With this rapid growth of playgrounds, so too did the injury reports, emergency room visits, and critical head injuries. Parents and experts across the country recognized the growing injury trend, and worked to eliminate the largest and most prevalent hazards. 

In 1981, the Consumer Product Safety Commission published the Handbook for Public Playground Safety and parks were retrofitted to eliminate hard surfaces and high falls.

Splash Pads = Playgrounds + Water

Splash pads, like playgrounds, also have had a monumental and rapid adoption across the world. Splash pads were developed in response to providing kids with a play area to cool off without the drowning risk of pools or the sanitation problems associated with public fountains. In the rush to meet the demand, the role of finding safety solutions has been left to each individual operator, with mixed and inconsistent results. Every year, splash pads all over North America have closed to replace or retrofit their surfacing due to complaints, injuries and maintenance.  

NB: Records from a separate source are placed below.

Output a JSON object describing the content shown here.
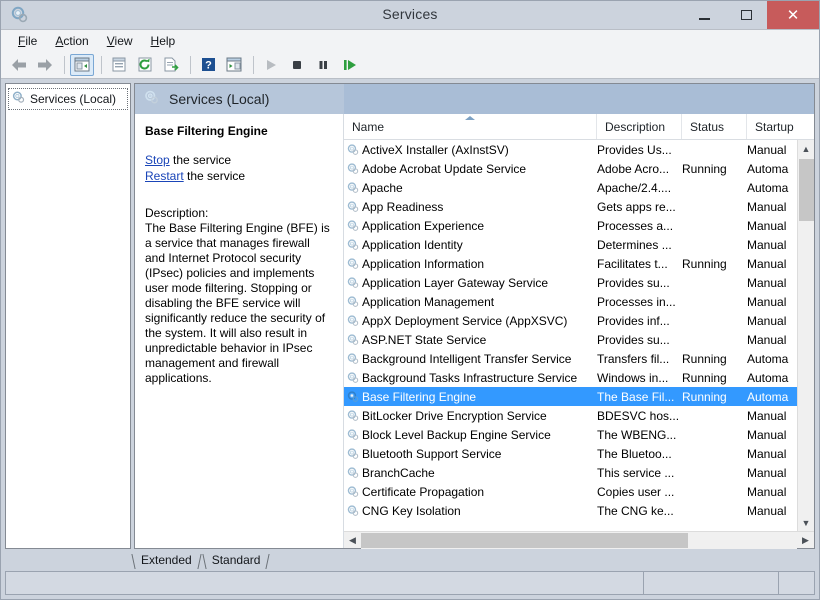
{
  "window": {
    "title": "Services",
    "icon": "services-gear-icon",
    "minimize_label": "Minimize",
    "maximize_label": "Maximize",
    "close_label": "Close"
  },
  "menu": [
    {
      "label": "File",
      "accel": "F"
    },
    {
      "label": "Action",
      "accel": "A"
    },
    {
      "label": "View",
      "accel": "V"
    },
    {
      "label": "Help",
      "accel": "H"
    }
  ],
  "toolbar": [
    {
      "name": "back-icon",
      "label": "Back"
    },
    {
      "name": "forward-icon",
      "label": "Forward"
    },
    {
      "name": "show-hide-console-tree-icon",
      "label": "Show/Hide Console Tree",
      "selected": true
    },
    {
      "name": "properties-icon",
      "label": "Properties"
    },
    {
      "name": "refresh-icon",
      "label": "Refresh"
    },
    {
      "name": "export-list-icon",
      "label": "Export List"
    },
    {
      "name": "help-icon",
      "label": "Help"
    },
    {
      "name": "show-action-pane-icon",
      "label": "Show/Hide Action Pane"
    },
    {
      "name": "start-service-icon",
      "label": "Start Service"
    },
    {
      "name": "stop-service-icon",
      "label": "Stop Service"
    },
    {
      "name": "pause-service-icon",
      "label": "Pause Service"
    },
    {
      "name": "restart-service-icon",
      "label": "Restart Service"
    }
  ],
  "tree": {
    "items": [
      {
        "label": "Services (Local)",
        "icon": "services-gear-icon",
        "selected": true
      }
    ]
  },
  "pane_header": {
    "title": "Services (Local)",
    "icon": "services-gear-icon"
  },
  "detail": {
    "title": "Base Filtering Engine",
    "links": [
      {
        "link": "Stop",
        "rest": " the service"
      },
      {
        "link": "Restart",
        "rest": " the service"
      }
    ],
    "description_label": "Description:",
    "description": "The Base Filtering Engine (BFE) is a service that manages firewall and Internet Protocol security (IPsec) policies and implements user mode filtering. Stopping or disabling the BFE service will significantly reduce the security of the system. It will also result in unpredictable behavior in IPsec management and firewall applications."
  },
  "list": {
    "columns": [
      {
        "label": "Name",
        "sorted": true
      },
      {
        "label": "Description",
        "sorted": false
      },
      {
        "label": "Status",
        "sorted": false
      },
      {
        "label": "Startup",
        "sorted": false
      }
    ],
    "rows": [
      {
        "name": "ActiveX Installer (AxInstSV)",
        "description": "Provides Us...",
        "status": "",
        "startup": "Manual",
        "selected": false
      },
      {
        "name": "Adobe Acrobat Update Service",
        "description": "Adobe Acro...",
        "status": "Running",
        "startup": "Automa",
        "selected": false
      },
      {
        "name": "Apache",
        "description": "Apache/2.4....",
        "status": "",
        "startup": "Automa",
        "selected": false
      },
      {
        "name": "App Readiness",
        "description": "Gets apps re...",
        "status": "",
        "startup": "Manual",
        "selected": false
      },
      {
        "name": "Application Experience",
        "description": "Processes a...",
        "status": "",
        "startup": "Manual",
        "selected": false
      },
      {
        "name": "Application Identity",
        "description": "Determines ...",
        "status": "",
        "startup": "Manual",
        "selected": false
      },
      {
        "name": "Application Information",
        "description": "Facilitates t...",
        "status": "Running",
        "startup": "Manual",
        "selected": false
      },
      {
        "name": "Application Layer Gateway Service",
        "description": "Provides su...",
        "status": "",
        "startup": "Manual",
        "selected": false
      },
      {
        "name": "Application Management",
        "description": "Processes in...",
        "status": "",
        "startup": "Manual",
        "selected": false
      },
      {
        "name": "AppX Deployment Service (AppXSVC)",
        "description": "Provides inf...",
        "status": "",
        "startup": "Manual",
        "selected": false
      },
      {
        "name": "ASP.NET State Service",
        "description": "Provides su...",
        "status": "",
        "startup": "Manual",
        "selected": false
      },
      {
        "name": "Background Intelligent Transfer Service",
        "description": "Transfers fil...",
        "status": "Running",
        "startup": "Automa",
        "selected": false
      },
      {
        "name": "Background Tasks Infrastructure Service",
        "description": "Windows in...",
        "status": "Running",
        "startup": "Automa",
        "selected": false
      },
      {
        "name": "Base Filtering Engine",
        "description": "The Base Fil...",
        "status": "Running",
        "startup": "Automa",
        "selected": true
      },
      {
        "name": "BitLocker Drive Encryption Service",
        "description": "BDESVC hos...",
        "status": "",
        "startup": "Manual",
        "selected": false
      },
      {
        "name": "Block Level Backup Engine Service",
        "description": "The WBENG...",
        "status": "",
        "startup": "Manual",
        "selected": false
      },
      {
        "name": "Bluetooth Support Service",
        "description": "The Bluetoo...",
        "status": "",
        "startup": "Manual",
        "selected": false
      },
      {
        "name": "BranchCache",
        "description": "This service ...",
        "status": "",
        "startup": "Manual",
        "selected": false
      },
      {
        "name": "Certificate Propagation",
        "description": "Copies user ...",
        "status": "",
        "startup": "Manual",
        "selected": false
      },
      {
        "name": "CNG Key Isolation",
        "description": "The CNG ke...",
        "status": "",
        "startup": "Manual",
        "selected": false
      }
    ]
  },
  "tabs": [
    {
      "label": "Extended",
      "active": false
    },
    {
      "label": "Standard",
      "active": true
    }
  ],
  "statusbar": {
    "main": "",
    "cell_a": "",
    "cell_b": ""
  },
  "colors": {
    "selection": "#3399ff",
    "pane_header": "#a9bdd6",
    "close_button": "#c75b5b",
    "link": "#1a45b8",
    "window_chrome": "#ccd3dd"
  }
}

Operators have especially struggled with surfacing options due to the playful and interactive nature of splash pads. Kids interact with each other by jumping and running from spray feature to spray feature without the protection of clothing or shoes. The combination of bare feet and concrete has left users with burned feet, bumps, bruises, broken bones and head injuries.  

To try to solve these issues, operators have been using playground safety surfaces like poured-in-place rubber. These surfaces, while great for dry applications, are simply not developed to interact with treated water. When the adhesive inevitably breaks down, particles clog filtration systems, patchy floors create tripping hazards and microbes grow inside trapped water.

For a lack of a functional surfacing system, many cities have resorted to hiring splash pad attendants to remind kids not to run. 

Unfortunately, these individual stop-gaps have not solved the world-wide problem facing splash pad operators. According to the National Electronic Injury Surveillance System database, in 2014 alone, there were an estimated 20,000 injuries on pool decks, splash pads and water parks resulting in an emergency room visit.  

The safety revolution that transformed dry playgrounds is long overdue for splash pads. With the new NSF/ANSI 50 standard in place, operators will be able to reduce injuries and keep splash pads open, providing fun for their communities all summer long. 

After nearly a decade of designing, testing, and building aquatic surfaces, we have been proud to contribute to the process of creating these new safety requirements. The surface is an indispensable part of the play value, and overall experience of the splash pad. And that’s why we’re committed to designing the safest, most beautiful splash pad surfaces using only products engineered exclusively for aquatic play. We believe the best surface allows kids to play just as they should. Together, we’re creating a safer future for aquatic recreation, for our families, and for our communities.

Our tiles meet six unique performance based standards to meet certification: slip-resistance, impact attenuation, chemical resistance, UV resistance, cleanability, and impermeability. To learn more about our tile’s performance results, visit our NSF/ANSI 50 page.